Super cyber skills displayed in Perse student’s winning presentation
29 Aug 2019
Cameron Mackenzie (Lower Sixth) proved he is among the Cyber Elite by cracking the code in the final round of a national competition.
He was part of a four-strong team that prevailed in Cyber Elite – the final stage of the Cyber Discovery programme, a Government-run initiative aimed at turning teenagers across the country into cyber security experts.
Only the top 200 performers from an initial field of 28,000 students across the country were invited to join the Cyber Elite residential camps this summer after progressing through three stages testing problem-solving ability and code-cracking and programming skills.
Three other Perse students also did extremely well to make it to the Elite level – Edmund Goodman (Lower Sixth), Max Bennett (Year 11) and Daniel Chen (Year 9).
Cameron’s course focused on digital forensics and after five days of being taught by instructors from the SANS Institute, an organisation which provides cyber security training to governments and businesses, the participants were split into teams and given a case to solve.
On the premise that a young girl had gone missing, with the indication that she had ran away voluntarily with her older boyfriend, the teams were given a copy of the hard drive from her computer to use to find clues as to her whereabouts. Each group created a presentation on their findings and Cameron’s team’s demonstration was voted the winner by their peers.
Cameron, who is now studying for a GIAC cyber security certificate, was delighted to have won the competition and felt the residential camp had been a great experience.
He said: “We were shocked when we were voted the winning team. We had all been very impressed with the other finalists and were surprised when our entry came out on top.
“I learned a great deal from the camp as previously I had very little experience with digital forensics and had learned everything that I knew from attempting the forensics-based Game stage of Cyber Discovery. I learned how to track user activity across a windows system, even when the user attempted to tread lightly or cover their tracks.

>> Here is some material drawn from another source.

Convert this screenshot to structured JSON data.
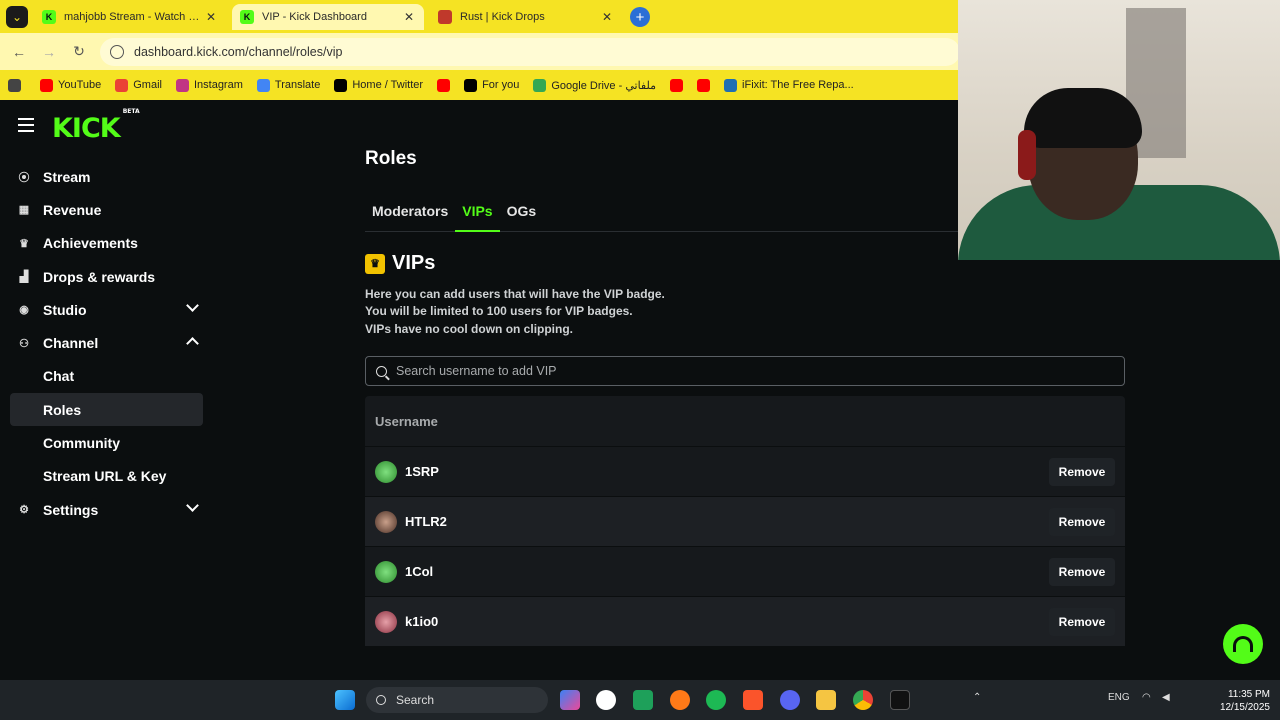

“Although I may not pursue a career in digital forensics specifically, I found the experience very valuable. It has provided me with an extensive skill and put me in connection with many other similarly-minded young people and allowed me to make many friends.”